BEGIN RECORDS FOR THIS EXERCISE

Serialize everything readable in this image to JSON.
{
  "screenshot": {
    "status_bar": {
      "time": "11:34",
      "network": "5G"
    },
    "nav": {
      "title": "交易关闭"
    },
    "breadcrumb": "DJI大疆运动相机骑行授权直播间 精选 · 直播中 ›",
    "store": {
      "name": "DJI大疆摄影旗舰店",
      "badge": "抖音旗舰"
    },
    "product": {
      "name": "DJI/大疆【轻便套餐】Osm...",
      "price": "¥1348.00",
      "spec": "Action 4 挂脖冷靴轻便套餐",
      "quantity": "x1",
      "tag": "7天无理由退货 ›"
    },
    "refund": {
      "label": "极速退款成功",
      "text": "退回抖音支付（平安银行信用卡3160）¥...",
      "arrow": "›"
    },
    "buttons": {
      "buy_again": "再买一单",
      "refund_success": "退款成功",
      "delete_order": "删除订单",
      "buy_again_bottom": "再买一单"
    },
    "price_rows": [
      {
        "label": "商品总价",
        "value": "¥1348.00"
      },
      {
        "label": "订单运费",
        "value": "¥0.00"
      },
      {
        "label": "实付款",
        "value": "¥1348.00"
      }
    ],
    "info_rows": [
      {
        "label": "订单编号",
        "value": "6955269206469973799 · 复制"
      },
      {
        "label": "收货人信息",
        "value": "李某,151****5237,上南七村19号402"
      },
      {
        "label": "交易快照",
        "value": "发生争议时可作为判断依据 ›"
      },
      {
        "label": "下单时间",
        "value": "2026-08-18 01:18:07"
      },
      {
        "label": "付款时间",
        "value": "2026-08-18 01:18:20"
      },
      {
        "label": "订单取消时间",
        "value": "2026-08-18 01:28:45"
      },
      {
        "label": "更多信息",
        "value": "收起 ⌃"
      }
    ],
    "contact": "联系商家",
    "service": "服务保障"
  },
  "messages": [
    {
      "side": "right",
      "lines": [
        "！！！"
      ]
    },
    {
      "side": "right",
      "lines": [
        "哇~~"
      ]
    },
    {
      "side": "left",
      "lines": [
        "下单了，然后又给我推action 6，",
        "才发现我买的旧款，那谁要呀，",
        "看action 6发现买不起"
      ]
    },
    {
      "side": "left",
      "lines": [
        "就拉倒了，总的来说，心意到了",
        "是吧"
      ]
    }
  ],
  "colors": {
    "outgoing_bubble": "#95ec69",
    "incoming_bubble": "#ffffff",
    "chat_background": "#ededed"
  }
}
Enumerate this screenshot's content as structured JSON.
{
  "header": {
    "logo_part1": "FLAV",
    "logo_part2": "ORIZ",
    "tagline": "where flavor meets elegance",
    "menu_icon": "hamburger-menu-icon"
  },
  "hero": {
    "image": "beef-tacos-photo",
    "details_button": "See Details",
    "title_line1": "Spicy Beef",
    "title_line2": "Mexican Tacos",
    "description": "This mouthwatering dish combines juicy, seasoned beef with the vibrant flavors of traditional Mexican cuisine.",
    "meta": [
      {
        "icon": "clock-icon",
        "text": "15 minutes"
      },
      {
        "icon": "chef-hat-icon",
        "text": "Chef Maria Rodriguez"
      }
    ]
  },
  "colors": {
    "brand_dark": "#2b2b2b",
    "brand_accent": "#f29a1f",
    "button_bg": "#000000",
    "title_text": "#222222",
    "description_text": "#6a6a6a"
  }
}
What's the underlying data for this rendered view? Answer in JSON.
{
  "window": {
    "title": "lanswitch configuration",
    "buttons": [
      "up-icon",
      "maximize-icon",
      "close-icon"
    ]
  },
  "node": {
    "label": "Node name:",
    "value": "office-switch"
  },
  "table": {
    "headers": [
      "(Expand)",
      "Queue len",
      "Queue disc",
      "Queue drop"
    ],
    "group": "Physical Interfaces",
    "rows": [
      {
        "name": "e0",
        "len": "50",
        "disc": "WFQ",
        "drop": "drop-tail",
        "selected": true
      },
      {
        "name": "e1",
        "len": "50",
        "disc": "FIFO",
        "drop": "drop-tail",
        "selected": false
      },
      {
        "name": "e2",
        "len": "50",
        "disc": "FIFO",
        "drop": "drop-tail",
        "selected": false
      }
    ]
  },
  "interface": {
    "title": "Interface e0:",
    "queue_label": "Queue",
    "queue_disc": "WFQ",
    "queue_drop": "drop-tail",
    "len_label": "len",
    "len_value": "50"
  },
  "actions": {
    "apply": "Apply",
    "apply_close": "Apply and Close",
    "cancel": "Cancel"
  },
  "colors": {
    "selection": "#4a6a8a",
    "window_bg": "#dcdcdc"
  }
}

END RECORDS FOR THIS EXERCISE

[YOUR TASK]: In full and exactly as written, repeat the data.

[RESPONSE TO THIS TASK]:
Serialize everything readable in this image to JSON.
{
  "screenshot": {
    "status_bar": {
      "time": "11:34",
      "network": "5G"
    },
    "nav": {
      "title": "交易关闭"
    },
    "breadcrumb": "DJI大疆运动相机骑行授权直播间 精选 · 直播中 ›",
    "store": {
      "name": "DJI大疆摄影旗舰店",
      "badge": "抖音旗舰"
    },
    "product": {
      "name": "DJI/大疆【轻便套餐】Osm...",
      "price": "¥1348.00",
      "spec": "Action 4 挂脖冷靴轻便套餐",
      "quantity": "x1",
      "tag": "7天无理由退货 ›"
    },
    "refund": {
      "label": "极速退款成功",
      "text": "退回抖音支付（平安银行信用卡3160）¥...",
      "arrow": "›"
    },
    "buttons": {
      "buy_again": "再买一单",
      "refund_success": "退款成功",
      "delete_order": "删除订单",
      "buy_again_bottom": "再买一单"
    },
    "price_rows": [
      {
        "label": "商品总价",
        "value": "¥1348.00"
      },
      {
        "label": "订单运费",
        "value": "¥0.00"
      },
      {
        "label": "实付款",
        "value": "¥1348.00"
      }
    ],
    "info_rows": [
      {
        "label": "订单编号",
        "value": "6955269206469973799 · 复制"
      },
      {
        "label": "收货人信息",
        "value": "李某,151****5237,上南七村19号402"
      },
      {
        "label": "交易快照",
        "value": "发生争议时可作为判断依据 ›"
      },
      {
        "label": "下单时间",
        "value": "2026-08-18 01:18:07"
      },
      {
        "label": "付款时间",
        "value": "2026-08-18 01:18:20"
      },
      {
        "label": "订单取消时间",
        "value": "2026-08-18 01:28:45"
      },
      {
        "label": "更多信息",
        "value": "收起 ⌃"
      }
    ],
    "contact": "联系商家",
    "service": "服务保障"
  },
  "messages": [
    {
      "side": "right",
      "lines": [
        "！！！"
      ]
    },
    {
      "side": "right",
      "lines": [
        "哇~~"
      ]
    },
    {
      "side": "left",
      "lines": [
        "下单了，然后又给我推action 6，",
        "才发现我买的旧款，那谁要呀，",
        "看action 6发现买不起"
      ]
    },
    {
      "side": "left",
      "lines": [
        "就拉倒了，总的来说，心意到了",
        "是吧"
      ]
    }
  ],
  "colors": {
    "outgoing_bubble": "#95ec69",
    "incoming_bubble": "#ffffff",
    "chat_background": "#ededed"
  }
}
Enumerate this screenshot's content as structured JSON.
{
  "header": {
    "logo_part1": "FLAV",
    "logo_part2": "ORIZ",
    "tagline": "where flavor meets elegance",
    "menu_icon": "hamburger-menu-icon"
  },
  "hero": {
    "image": "beef-tacos-photo",
    "details_button": "See Details",
    "title_line1": "Spicy Beef",
    "title_line2": "Mexican Tacos",
    "description": "This mouthwatering dish combines juicy, seasoned beef with the vibrant flavors of traditional Mexican cuisine.",
    "meta": [
      {
        "icon": "clock-icon",
        "text": "15 minutes"
      },
      {
        "icon": "chef-hat-icon",
        "text": "Chef Maria Rodriguez"
      }
    ]
  },
  "colors": {
    "brand_dark": "#2b2b2b",
    "brand_accent": "#f29a1f",
    "button_bg": "#000000",
    "title_text": "#222222",
    "description_text": "#6a6a6a"
  }
}
What's the underlying data for this rendered view? Answer in JSON.
{
  "window": {
    "title": "lanswitch configuration",
    "buttons": [
      "up-icon",
      "maximize-icon",
      "close-icon"
    ]
  },
  "node": {
    "label": "Node name:",
    "value": "office-switch"
  },
  "table": {
    "headers": [
      "(Expand)",
      "Queue len",
      "Queue disc",
      "Queue drop"
    ],
    "group": "Physical Interfaces",
    "rows": [
      {
        "name": "e0",
        "len": "50",
        "disc": "WFQ",
        "drop": "drop-tail",
        "selected": true
      },
      {
        "name": "e1",
        "len": "50",
        "disc": "FIFO",
        "drop": "drop-tail",
        "selected": false
      },
      {
        "name": "e2",
        "len": "50",
        "disc": "FIFO",
        "drop": "drop-tail",
        "selected": false
      }
    ]
  },
  "interface": {
    "title": "Interface e0:",
    "queue_label": "Queue",
    "queue_disc": "WFQ",
    "queue_drop": "drop-tail",
    "len_label": "len",
    "len_value": "50"
  },
  "actions": {
    "apply": "Apply",
    "apply_close": "Apply and Close",
    "cancel": "Cancel"
  },
  "colors": {
    "selection": "#4a6a8a",
    "window_bg": "#dcdcdc"
  }
}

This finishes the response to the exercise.